Xanthotype MothAugust 23, 2022
Snowberry Clearwing Moths mimic a bumblee that went to charm school.
This day-flying moth floats gracefully around a flower giving it occasional taps. It curls and uncurls its proboscis to suck in nectar and pick up pollen. Then darts to another flower head to complete its pollination services. The Snowberry is easily separated from its more popular bigger cousin the Hummingbird Clearwing by the black stripe across its back and black legs.
Two points about attracting this gorgeous moth to your yard.
- FIRST - pollen isn't enough for pollinators. They need the right host plants for their larvae. The honeysuckle plant Snowberry where it gets its name is one such host, but so are native Loniceras and Diervillas. In my yard, their host can also be in the Dogbane family - Bluestar shrubs and plain old Hemp Dogbane.
- SECOND - Snowberry caterpillars drop to the ground and pupate in cocoons spun in leave litter to overwinter. If your leaves go to a landfill, or get shredded or burned, then the next generation will perish. To learn more about fall and winter care for these caterpillars, read Leave the Leaves.

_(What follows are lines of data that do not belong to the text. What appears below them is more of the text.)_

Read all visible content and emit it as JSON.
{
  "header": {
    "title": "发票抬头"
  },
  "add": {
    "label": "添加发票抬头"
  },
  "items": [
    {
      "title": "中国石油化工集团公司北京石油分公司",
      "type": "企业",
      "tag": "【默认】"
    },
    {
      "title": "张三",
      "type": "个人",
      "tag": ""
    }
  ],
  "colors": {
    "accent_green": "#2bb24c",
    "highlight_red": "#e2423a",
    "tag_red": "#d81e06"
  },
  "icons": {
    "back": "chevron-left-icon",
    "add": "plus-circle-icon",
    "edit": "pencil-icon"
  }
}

It's Hemaris diffinis feeding on Monarda fistulosa (its favorite nectar source in our yard).